Happy Valley (Amir Bar-Lev, 100m) — As someone who absolutely loathes sports and the ‘culture’ surrounding it, this doc was right up my alley. Bar-Lev skillfully slips in and behind the giant Penn State pedophile scandal. Jerry Sandusky was the assistant coach who also ran a program for at risk youth, and for decades he sexually abused young boys he “befriended.” The hanky panky, or “shower horseplay” as it was described, was known to most, but when it was directly brought to attention of head coach and Penn State God Joe Paterno, he was forced to react. As in the cases within the Catholic church, reaction was muted and delayed, thus when Sandusky went to trial, Paterno and the administration was likewise directly tied to his guilt via their lack of reaction.

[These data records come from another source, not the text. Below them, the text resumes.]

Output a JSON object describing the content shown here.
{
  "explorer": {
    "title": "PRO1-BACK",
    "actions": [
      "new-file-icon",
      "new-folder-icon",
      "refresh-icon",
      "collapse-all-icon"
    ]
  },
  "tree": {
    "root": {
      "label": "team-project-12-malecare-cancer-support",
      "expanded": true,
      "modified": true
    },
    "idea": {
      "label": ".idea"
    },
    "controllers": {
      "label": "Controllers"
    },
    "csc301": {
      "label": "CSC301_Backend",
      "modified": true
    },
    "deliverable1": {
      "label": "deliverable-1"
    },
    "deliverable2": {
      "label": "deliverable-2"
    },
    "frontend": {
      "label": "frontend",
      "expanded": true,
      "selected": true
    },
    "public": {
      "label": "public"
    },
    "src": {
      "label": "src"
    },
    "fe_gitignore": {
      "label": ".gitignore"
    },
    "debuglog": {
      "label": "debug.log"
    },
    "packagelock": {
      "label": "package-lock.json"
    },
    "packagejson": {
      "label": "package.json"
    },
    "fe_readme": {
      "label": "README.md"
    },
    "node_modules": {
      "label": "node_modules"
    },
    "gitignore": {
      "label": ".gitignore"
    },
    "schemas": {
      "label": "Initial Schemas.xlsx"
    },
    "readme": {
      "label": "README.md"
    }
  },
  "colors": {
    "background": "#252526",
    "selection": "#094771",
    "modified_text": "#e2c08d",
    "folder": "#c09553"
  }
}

What is so interesting about the film though is how we get to see how the town, Happy Valley, where Penn State is based, also deny and fight the smear against their hero Paterno. There are literally riots in the streets and fights at street corners if anyone dare run down the hero coach. The film basically shows the mindlessness of the mob mentality that craves a leader/hero and it demonstrates how sports facilitate the loss of self in favor of the feeling of crowd power. The relationship to how fascist leaders are put into power via this type of group think is clear when you see the reactions of fans to the presentation of facts. At first, I thought Bar-Lev’s film would make a great case for the campaign to ban sports in college, but then I thought maybe it’s best those base urges find an outlet, like football, in order to direct that energy away from the political sphere. If there were less sports, there might be more Tea Party members. Happy Valley is a very scary and insightful film.
— Mike S. Ryan